Recognized as a leading Japanese contemporary artist, Tomoo Gokita started off his career as a successful graphic designer in the fashion and music industry in the 1990s. He gradually established himself as a full-time artist in 2005. Interestingly, this transition also underscored Gokita’s career breakthrough within the same year—when the discovery of his book Lingerie Wrestling (2000) led to an invitation to participate in a New York group exhibition “Stranger Town” at Dinter Fine Art in New York. Due to financial limitation starting off as a novelist, he painted with a limited monochromic palette of black, grey and white, an aesthetic which was cultivated over the years and now became a representation of Gokita’s iconic oeuvre. His paintings often drew inspirations from a variety of sources in Western pop culture— including photographs from the 1960s and 70s, advertisements, pornography magazines, vintage postcards and record album covers. Initially, he started off with doodles and drawings in pencil, charcoal and ink on paperwork, which helped establish his presence in the New York art scene.
This present work, Vanity, 2015, is created just a decade after Gokita has transitioned to a full-time artist. It is a classic representation of Gokita’s talented artistry displaying various painterly method—from total ranges of bold smudges and smears outlining the subjects’ hair and face; to the velvety soft brushworks accentuating different layers of texture in each outfit. Over the years, he has evidently mastered the technique of manipulating gradients of black and white, emphasizing the individuality of each figure with such a limited palette. Vanity is one of the large-scale works Gokita has created; it is his fifth showpiece displaying three or more figures to be offered in the auction market, making it extremely rare to find. He overturns tradition mode of documenting group portraiture, as the trio shown here alludes a complex group dynamic. Additionally, the use of vivid chiaroscuro brings a considerable amount of heft to these figures while provoking a film noir ambience. Gokita successfully blurs the line between the figurative and the abstract and engages his viewers in a sensational experience.
Gokita’s work also echoes that of the psychologically charged work of Adrian Ghenie.
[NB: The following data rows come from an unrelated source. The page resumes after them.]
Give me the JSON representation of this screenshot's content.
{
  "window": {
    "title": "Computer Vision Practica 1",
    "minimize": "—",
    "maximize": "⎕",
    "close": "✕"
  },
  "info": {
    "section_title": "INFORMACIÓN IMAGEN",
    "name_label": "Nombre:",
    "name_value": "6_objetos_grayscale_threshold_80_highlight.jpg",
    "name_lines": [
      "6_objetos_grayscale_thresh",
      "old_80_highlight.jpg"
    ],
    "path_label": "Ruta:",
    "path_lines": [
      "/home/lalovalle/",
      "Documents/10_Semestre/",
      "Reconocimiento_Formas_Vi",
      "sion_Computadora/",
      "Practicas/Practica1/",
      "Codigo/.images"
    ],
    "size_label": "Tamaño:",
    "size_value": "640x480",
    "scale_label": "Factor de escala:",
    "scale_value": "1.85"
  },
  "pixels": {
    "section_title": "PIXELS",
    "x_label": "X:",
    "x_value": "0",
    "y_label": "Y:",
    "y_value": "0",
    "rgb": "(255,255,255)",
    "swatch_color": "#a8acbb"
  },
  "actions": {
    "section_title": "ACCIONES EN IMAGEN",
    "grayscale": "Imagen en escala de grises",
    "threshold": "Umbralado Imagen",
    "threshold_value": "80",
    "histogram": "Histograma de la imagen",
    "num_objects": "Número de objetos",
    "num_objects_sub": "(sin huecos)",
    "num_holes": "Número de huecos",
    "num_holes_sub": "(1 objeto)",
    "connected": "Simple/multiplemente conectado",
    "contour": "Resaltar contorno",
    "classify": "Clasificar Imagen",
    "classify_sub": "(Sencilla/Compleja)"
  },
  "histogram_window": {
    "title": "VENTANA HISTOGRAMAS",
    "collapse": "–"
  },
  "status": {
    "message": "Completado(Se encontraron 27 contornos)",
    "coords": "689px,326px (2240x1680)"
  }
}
Much like Ghenie’s iconic series of Vincent Van Gogh’s self-portraits, which he worked solely on obscuring a reproduction of the same Van Gogh portrait with cut-outs and pieces clipped from magazines and other print material. Comparably, Gokita also employs found imagery as a starting point, which subsequently led to deliberate distortion of his subjects’ faces. As Ghenie’s once said, “I work on an image in an almost classical vein: composition, figuration, use of light”. In similar resemblance of Gokita’s stylistic approach, both artists employ elements of light and spatial composition to challenge the viewers to make sense of the underlying structure of images. In Gokita’s own words, the obscuring of faces might reveal a kind of transformational desire : “to hide a face and to become a different character”. (the artist cited in interview with Steven Cox, 2013, Blum and Poe website, online).